Restate every record word for word, without the pictures.

Dataset extract below:

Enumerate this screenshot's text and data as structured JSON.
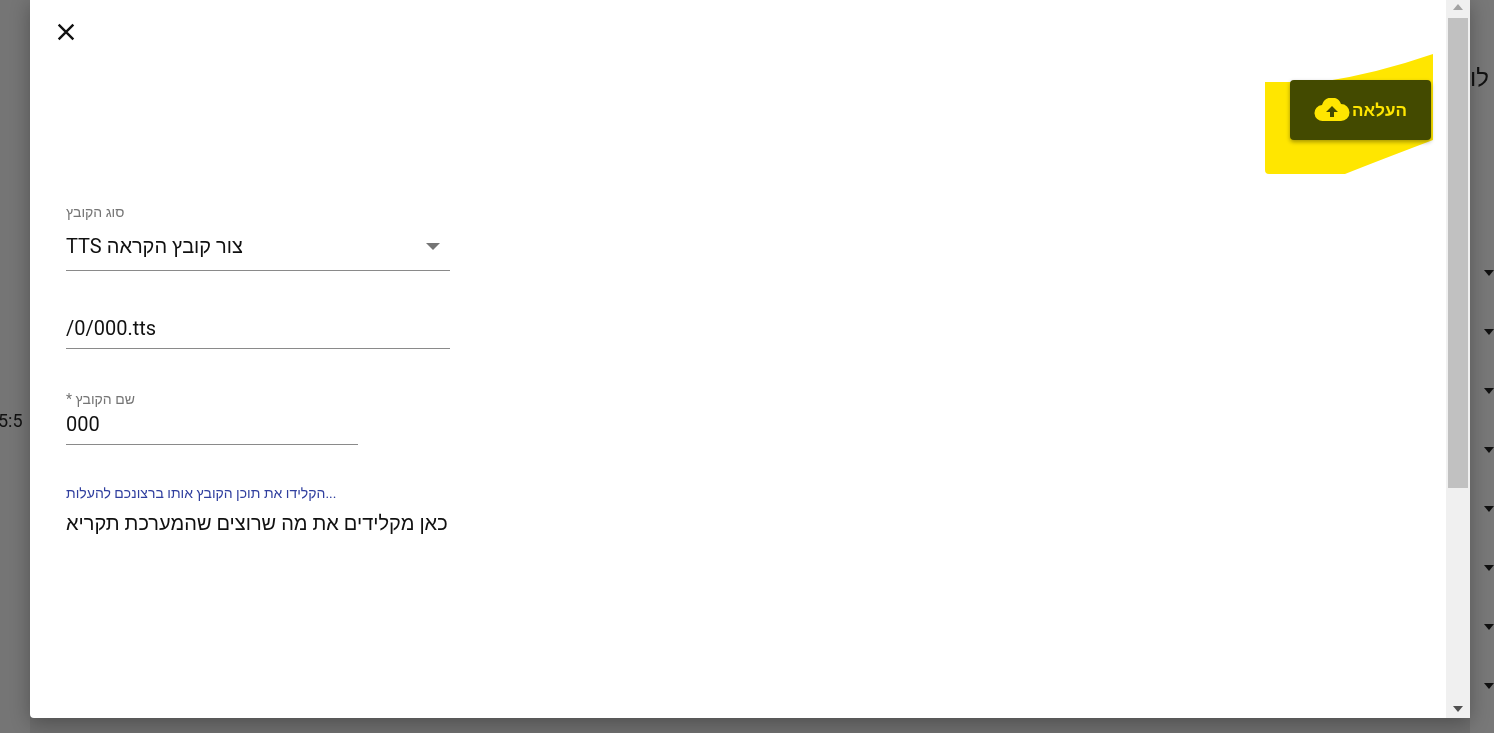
{
  "background": {
    "left_text": "5:5",
    "right_text": "לו"
  },
  "dialog": {
    "upload_button": {
      "label": "העלאה",
      "highlighted": true
    },
    "fields": [
      {
        "kind": "select",
        "label": "סוג הקובץ",
        "value": "TTS צור קובץ הקראה",
        "focused": false
      },
      {
        "kind": "text",
        "value": "/0/000.tts",
        "focused": false
      },
      {
        "kind": "text",
        "label": "* שם הקובץ",
        "value": "000",
        "focused": false,
        "short": true
      },
      {
        "kind": "textarea",
        "label": "הקלידו את תוכן הקובץ אותו ברצונכם להעלות...",
        "value": "כאן מקלידים את מה שרוצים שהמערכת תקריא",
        "focused": true
      }
    ]
  }
}
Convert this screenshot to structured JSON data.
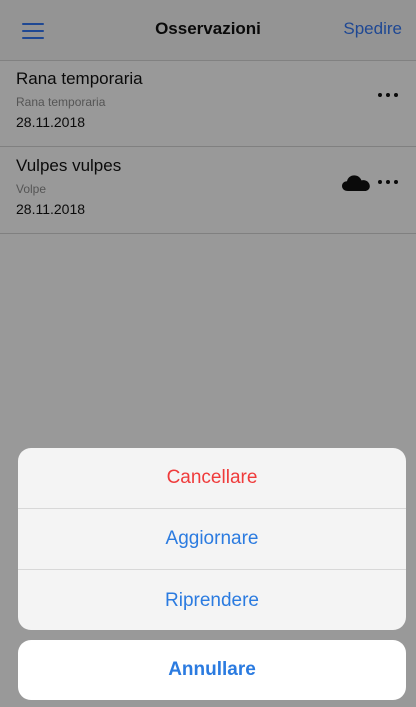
{
  "navbar": {
    "title": "Osservazioni",
    "send_label": "Spedire",
    "menu_icon": "hamburger-menu-icon",
    "accent_color": "#3478f6"
  },
  "observations": [
    {
      "name": "Rana temporaria",
      "common_name": "Rana temporaria",
      "date": "28.11.2018",
      "synced_icon": null
    },
    {
      "name": "Vulpes vulpes",
      "common_name": "Volpe",
      "date": "28.11.2018",
      "synced_icon": "cloud-icon"
    }
  ],
  "action_sheet": {
    "actions": [
      {
        "label": "Cancellare",
        "style": "destructive",
        "color": "#ef3b3b"
      },
      {
        "label": "Aggiornare",
        "style": "default",
        "color": "#2b7be0"
      },
      {
        "label": "Riprendere",
        "style": "default",
        "color": "#2b7be0"
      }
    ],
    "cancel_label": "Annullare"
  }
}
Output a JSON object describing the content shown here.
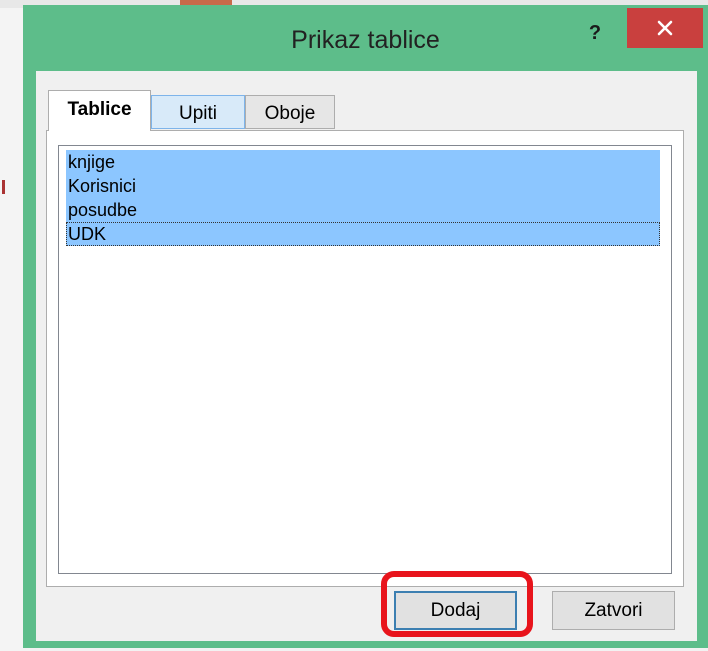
{
  "dialog": {
    "title": "Prikaz tablice",
    "help_label": "?",
    "close_icon": "close-icon"
  },
  "tabs": [
    {
      "label": "Tablice",
      "active": true
    },
    {
      "label": "Upiti",
      "active": false
    },
    {
      "label": "Oboje",
      "active": false
    }
  ],
  "list": {
    "items": [
      {
        "label": "knjige",
        "selected": true
      },
      {
        "label": "Korisnici",
        "selected": true
      },
      {
        "label": "posudbe",
        "selected": true
      },
      {
        "label": "UDK",
        "selected": true,
        "focused": true
      }
    ]
  },
  "buttons": {
    "add_label": "Dodaj",
    "close_label": "Zatvori"
  },
  "colors": {
    "frame": "#5dbd8a",
    "close_button": "#c9403e",
    "selection": "#8cc6ff",
    "highlight_ring": "#e8141c"
  }
}
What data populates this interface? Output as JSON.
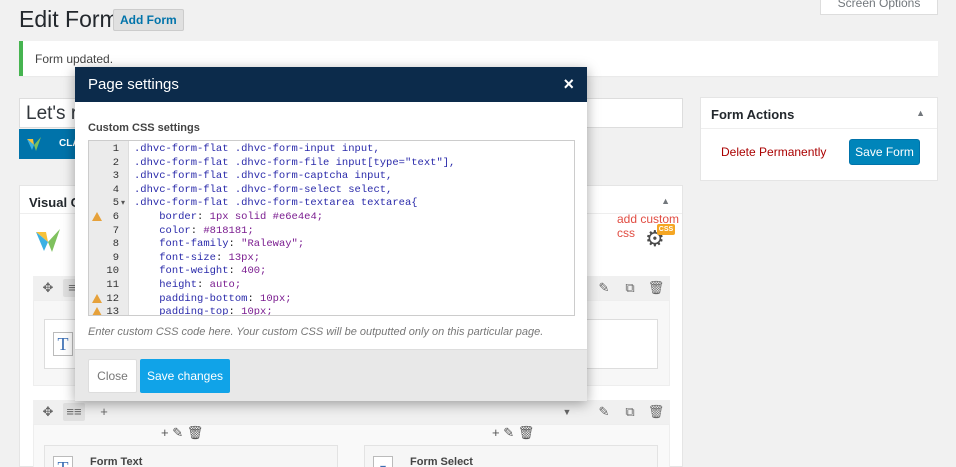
{
  "header": {
    "title": "Edit Form",
    "add_form_label": "Add Form",
    "screen_options_label": "Screen Options"
  },
  "notice": {
    "text": "Form updated."
  },
  "title_field": {
    "value": "Let's r"
  },
  "classic_tab": {
    "label": "CLA"
  },
  "visual_composer": {
    "title": "Visual C",
    "add_custom_css_label": "add custom css",
    "css_badge": "CSS",
    "elements": [
      {
        "icon": "T",
        "label": "Form Text"
      },
      {
        "icon": "▾",
        "label": "Form Select"
      }
    ]
  },
  "form_actions": {
    "title": "Form Actions",
    "delete_label": "Delete Permanently",
    "save_label": "Save Form"
  },
  "modal": {
    "title": "Page settings",
    "close_glyph": "×",
    "section_label": "Custom CSS settings",
    "hint": "Enter custom CSS code here. Your custom CSS will be outputted only on this particular page.",
    "close_label": "Close",
    "save_label": "Save changes",
    "code_lines": [
      {
        "n": "1",
        "warn": false,
        "fold": false,
        "text": ".dhvc-form-flat .dhvc-form-input input,"
      },
      {
        "n": "2",
        "warn": false,
        "fold": false,
        "text": ".dhvc-form-flat .dhvc-form-file input[type=\"text\"],"
      },
      {
        "n": "3",
        "warn": false,
        "fold": false,
        "text": ".dhvc-form-flat .dhvc-form-captcha input,"
      },
      {
        "n": "4",
        "warn": false,
        "fold": false,
        "text": ".dhvc-form-flat .dhvc-form-select select,"
      },
      {
        "n": "5",
        "warn": false,
        "fold": true,
        "text": ".dhvc-form-flat .dhvc-form-textarea textarea{"
      },
      {
        "n": "6",
        "warn": true,
        "fold": false,
        "text": "    border: 1px solid #e6e4e4;"
      },
      {
        "n": "7",
        "warn": false,
        "fold": false,
        "text": "    color: #818181;"
      },
      {
        "n": "8",
        "warn": false,
        "fold": false,
        "text": "    font-family: \"Raleway\";"
      },
      {
        "n": "9",
        "warn": false,
        "fold": false,
        "text": "    font-size: 13px;"
      },
      {
        "n": "10",
        "warn": false,
        "fold": false,
        "text": "    font-weight: 400;"
      },
      {
        "n": "11",
        "warn": false,
        "fold": false,
        "text": "    height: auto;"
      },
      {
        "n": "12",
        "warn": true,
        "fold": false,
        "text": "    padding-bottom: 10px;"
      },
      {
        "n": "13",
        "warn": true,
        "fold": false,
        "text": "    padding-top: 10px;"
      }
    ]
  },
  "colors": {
    "modal_header": "#0c2b4b",
    "save_changes": "#10a3e8",
    "save_form": "#0085ba",
    "notice_border": "#46b450"
  }
}
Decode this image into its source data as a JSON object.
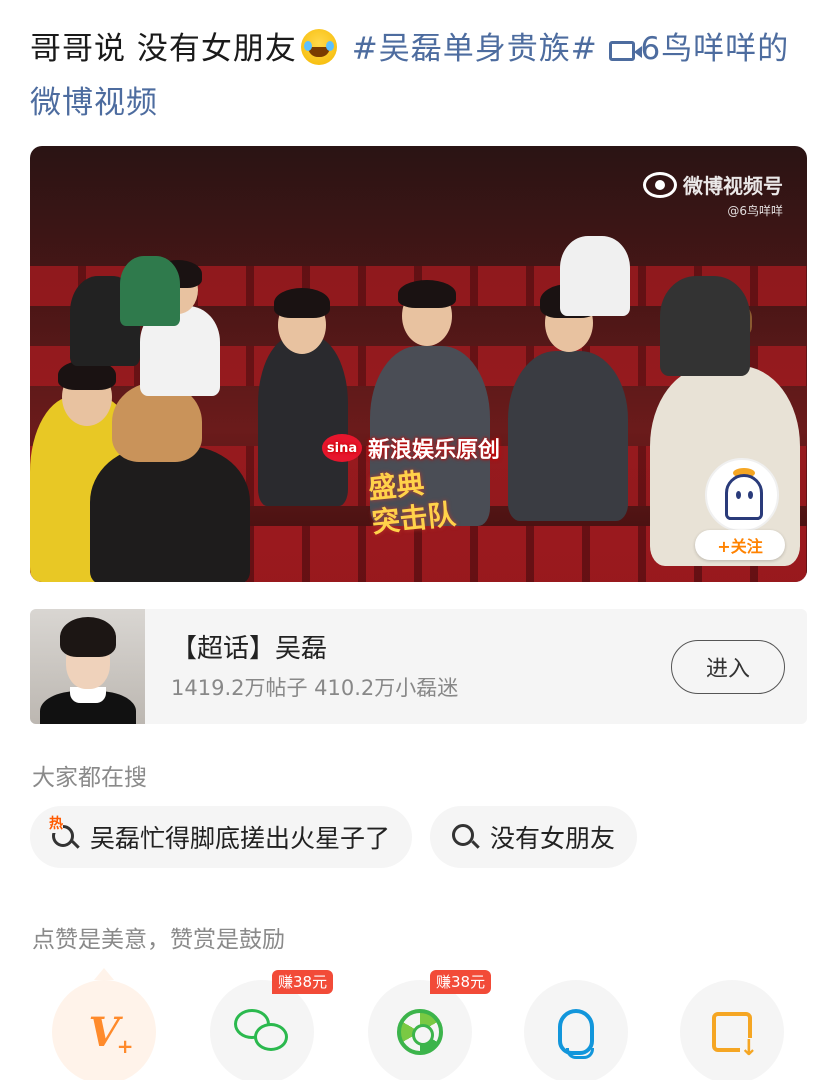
{
  "post": {
    "text_before": "哥哥说 没有女朋友",
    "emoji": "laugh-cry-emoji",
    "topic": "#吴磊单身贵族#",
    "video_link": "6鸟咩咩的微博视频"
  },
  "video": {
    "watermark_brand": "微博视频号",
    "watermark_user": "@6鸟咩咩",
    "sina_logo": "sina",
    "sina_banner": "新浪娱乐原创",
    "gala_logo_line1": "盛典",
    "gala_logo_line2": "突击队",
    "follow_label": "+关注"
  },
  "super_topic": {
    "title": "【超话】吴磊",
    "stats": "1419.2万帖子 410.2万小磊迷",
    "enter_label": "进入"
  },
  "search": {
    "label": "大家都在搜",
    "hot_char": "热",
    "items": [
      "吴磊忙得脚底搓出火星子了",
      "没有女朋友"
    ]
  },
  "reward": {
    "label": "点赞是美意，赞赏是鼓励"
  },
  "share": {
    "badges": [
      "赚38元",
      "赚38元"
    ],
    "icons": [
      "reward-v-icon",
      "wechat-icon",
      "moments-icon",
      "qq-icon",
      "save-image-icon"
    ]
  },
  "colors": {
    "link": "#4d6c9f",
    "follow_orange": "#ff8200",
    "badge_red": "#f24b38"
  }
}
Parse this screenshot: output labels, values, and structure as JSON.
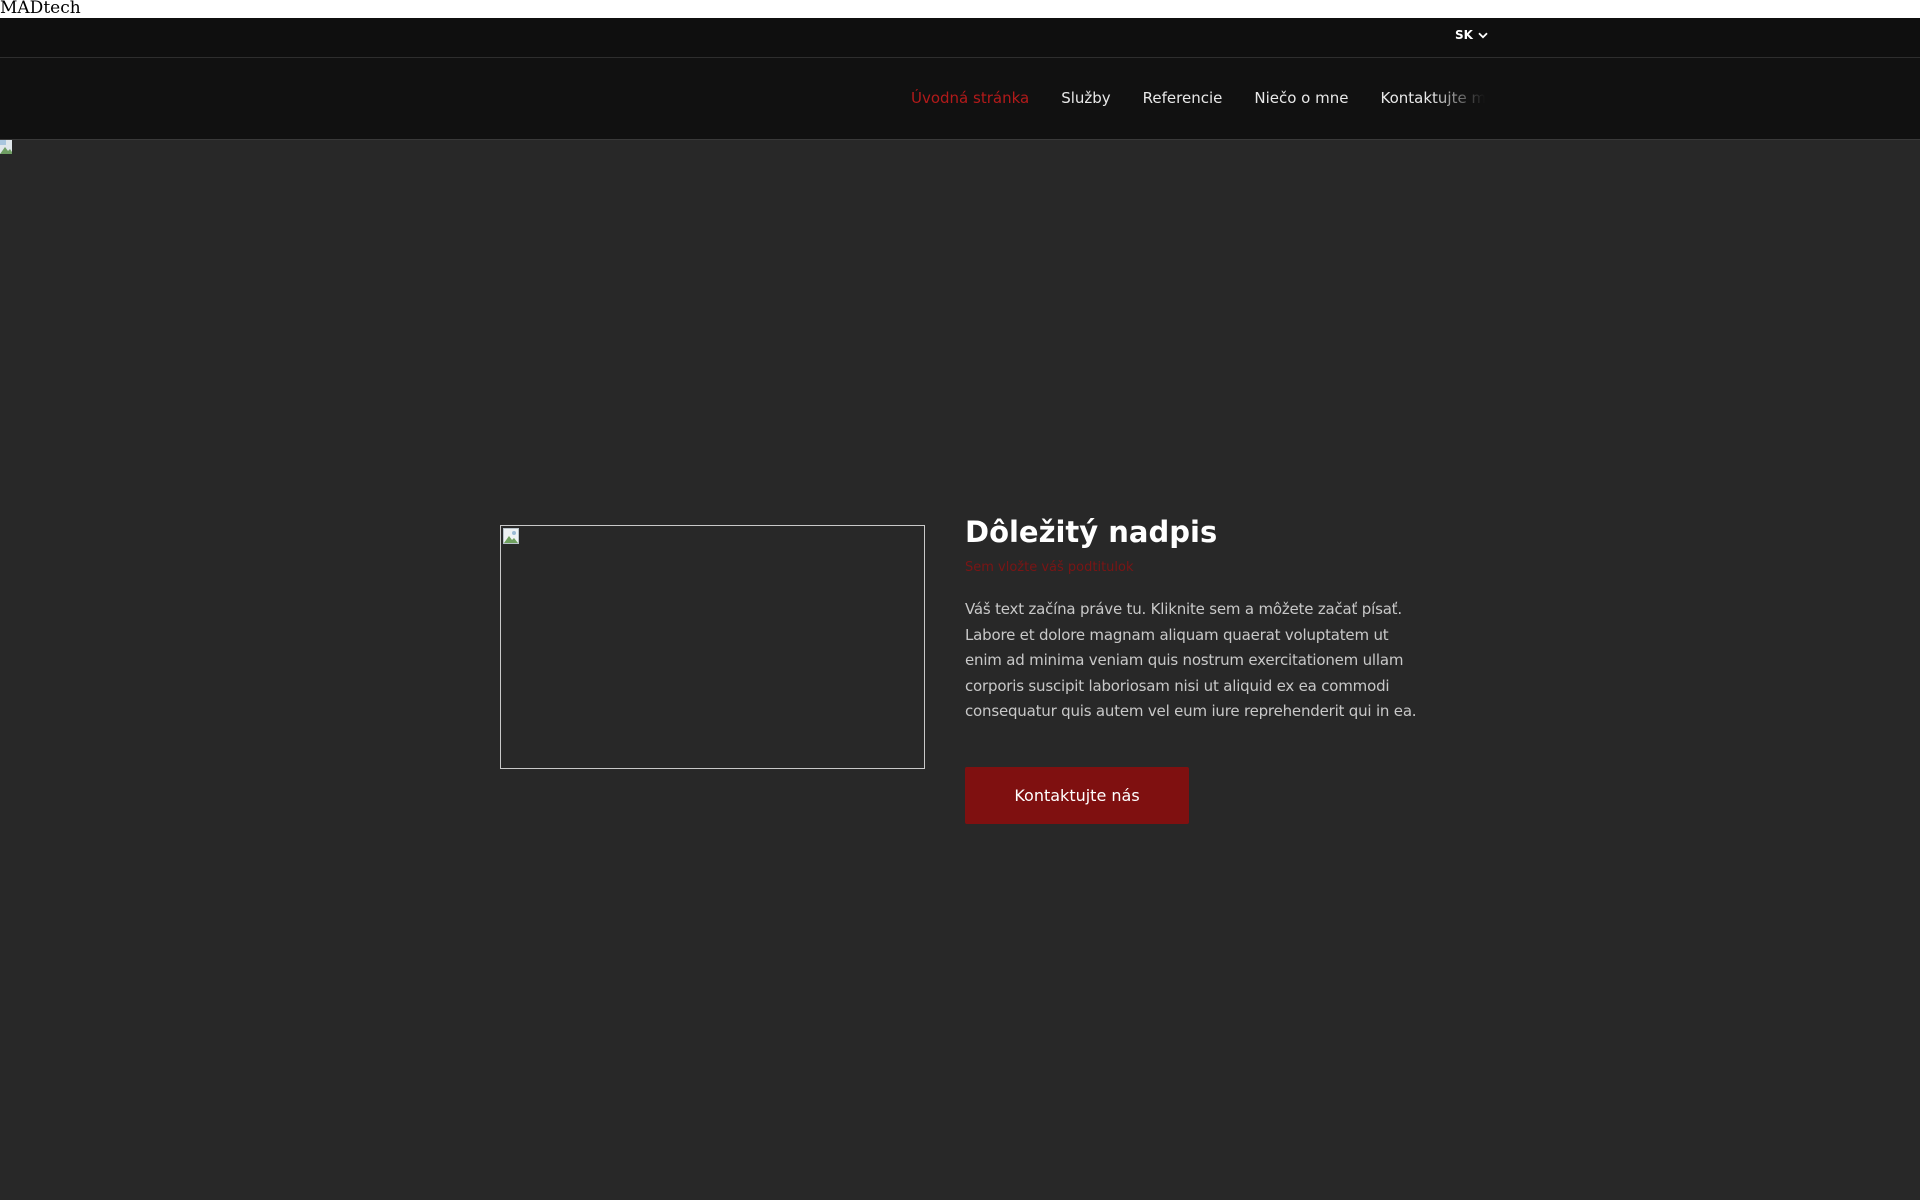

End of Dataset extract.

__Worked solution__
Enumerate this screenshot's text and data as structured JSON.
{
  "background": {
    "left_text": "5:5",
    "right_text": "לו"
  },
  "dialog": {
    "upload_button": {
      "label": "העלאה",
      "highlighted": true
    },
    "fields": [
      {
        "kind": "select",
        "label": "סוג הקובץ",
        "value": "TTS צור קובץ הקראה",
        "focused": false
      },
      {
        "kind": "text",
        "value": "/0/000.tts",
        "focused": false
      },
      {
        "kind": "text",
        "label": "* שם הקובץ",
        "value": "000",
        "focused": false,
        "short": true
      },
      {
        "kind": "textarea",
        "label": "הקלידו את תוכן הקובץ אותו ברצונכם להעלות...",
        "value": "כאן מקלידים את מה שרוצים שהמערכת תקריא",
        "focused": true
      }
    ]
  }
}
Convert this screenshot to structured JSON data.
{
  "navbar": {
    "title": "Osservazioni",
    "send_label": "Spedire",
    "menu_icon": "hamburger-menu-icon",
    "accent_color": "#3478f6"
  },
  "observations": [
    {
      "name": "Rana temporaria",
      "common_name": "Rana temporaria",
      "date": "28.11.2018",
      "synced_icon": null
    },
    {
      "name": "Vulpes vulpes",
      "common_name": "Volpe",
      "date": "28.11.2018",
      "synced_icon": "cloud-icon"
    }
  ],
  "action_sheet": {
    "actions": [
      {
        "label": "Cancellare",
        "style": "destructive",
        "color": "#ef3b3b"
      },
      {
        "label": "Aggiornare",
        "style": "default",
        "color": "#2b7be0"
      },
      {
        "label": "Riprendere",
        "style": "default",
        "color": "#2b7be0"
      }
    ],
    "cancel_label": "Annullare"
  }
}
Output a JSON object describing the content shown here.
{
  "dialog": {
    "title": "Prikaz tablice",
    "help_label": "?",
    "close_icon": "close-icon"
  },
  "tabs": [
    {
      "label": "Tablice",
      "active": true
    },
    {
      "label": "Upiti",
      "active": false
    },
    {
      "label": "Oboje",
      "active": false
    }
  ],
  "list": {
    "items": [
      {
        "label": "knjige",
        "selected": true
      },
      {
        "label": "Korisnici",
        "selected": true
      },
      {
        "label": "posudbe",
        "selected": true
      },
      {
        "label": "UDK",
        "selected": true,
        "focused": true
      }
    ]
  },
  "buttons": {
    "add_label": "Dodaj",
    "close_label": "Zatvori"
  },
  "colors": {
    "frame": "#5dbd8a",
    "close_button": "#c9403e",
    "selection": "#8cc6ff",
    "highlight_ring": "#e8141c"
  }
}
What data populates this interface? Output as JSON.
{
  "header": {
    "title": "Edit Form",
    "add_form_label": "Add Form",
    "screen_options_label": "Screen Options"
  },
  "notice": {
    "text": "Form updated."
  },
  "title_field": {
    "value": "Let's r"
  },
  "classic_tab": {
    "label": "CLA"
  },
  "visual_composer": {
    "title": "Visual C",
    "add_custom_css_label": "add custom css",
    "css_badge": "CSS",
    "elements": [
      {
        "icon": "T",
        "label": "Form Text"
      },
      {
        "icon": "▾",
        "label": "Form Select"
      }
    ]
  },
  "form_actions": {
    "title": "Form Actions",
    "delete_label": "Delete Permanently",
    "save_label": "Save Form"
  },
  "modal": {
    "title": "Page settings",
    "close_glyph": "×",
    "section_label": "Custom CSS settings",
    "hint": "Enter custom CSS code here. Your custom CSS will be outputted only on this particular page.",
    "close_label": "Close",
    "save_label": "Save changes",
    "code_lines": [
      {
        "n": "1",
        "warn": false,
        "fold": false,
        "text": ".dhvc-form-flat .dhvc-form-input input,"
      },
      {
        "n": "2",
        "warn": false,
        "fold": false,
        "text": ".dhvc-form-flat .dhvc-form-file input[type=\"text\"],"
      },
      {
        "n": "3",
        "warn": false,
        "fold": false,
        "text": ".dhvc-form-flat .dhvc-form-captcha input,"
      },
      {
        "n": "4",
        "warn": false,
        "fold": false,
        "text": ".dhvc-form-flat .dhvc-form-select select,"
      },
      {
        "n": "5",
        "warn": false,
        "fold": true,
        "text": ".dhvc-form-flat .dhvc-form-textarea textarea{"
      },
      {
        "n": "6",
        "warn": true,
        "fold": false,
        "text": "    border: 1px solid #e6e4e4;"
      },
      {
        "n": "7",
        "warn": false,
        "fold": false,
        "text": "    color: #818181;"
      },
      {
        "n": "8",
        "warn": false,
        "fold": false,
        "text": "    font-family: \"Raleway\";"
      },
      {
        "n": "9",
        "warn": false,
        "fold": false,
        "text": "    font-size: 13px;"
      },
      {
        "n": "10",
        "warn": false,
        "fold": false,
        "text": "    font-weight: 400;"
      },
      {
        "n": "11",
        "warn": false,
        "fold": false,
        "text": "    height: auto;"
      },
      {
        "n": "12",
        "warn": true,
        "fold": false,
        "text": "    padding-bottom: 10px;"
      },
      {
        "n": "13",
        "warn": true,
        "fold": false,
        "text": "    padding-top: 10px;"
      }
    ]
  },
  "colors": {
    "modal_header": "#0c2b4b",
    "save_changes": "#10a3e8",
    "save_form": "#0085ba",
    "notice_border": "#46b450"
  }
}
Decode this image into its source data as a JSON object.
{
  "post": {
    "text_before": "哥哥说 没有女朋友",
    "emoji": "laugh-cry-emoji",
    "topic": "#吴磊单身贵族#",
    "video_link": "6鸟咩咩的微博视频"
  },
  "video": {
    "watermark_brand": "微博视频号",
    "watermark_user": "@6鸟咩咩",
    "sina_logo": "sina",
    "sina_banner": "新浪娱乐原创",
    "gala_logo_line1": "盛典",
    "gala_logo_line2": "突击队",
    "follow_label": "+关注"
  },
  "super_topic": {
    "title": "【超话】吴磊",
    "stats": "1419.2万帖子 410.2万小磊迷",
    "enter_label": "进入"
  },
  "search": {
    "label": "大家都在搜",
    "hot_char": "热",
    "items": [
      "吴磊忙得脚底搓出火星子了",
      "没有女朋友"
    ]
  },
  "reward": {
    "label": "点赞是美意，赞赏是鼓励"
  },
  "share": {
    "badges": [
      "赚38元",
      "赚38元"
    ],
    "icons": [
      "reward-v-icon",
      "wechat-icon",
      "moments-icon",
      "qq-icon",
      "save-image-icon"
    ]
  },
  "colors": {
    "link": "#4d6c9f",
    "follow_orange": "#ff8200",
    "badge_red": "#f24b38"
  }
}
Parse this screenshot: output labels, values, and structure as JSON.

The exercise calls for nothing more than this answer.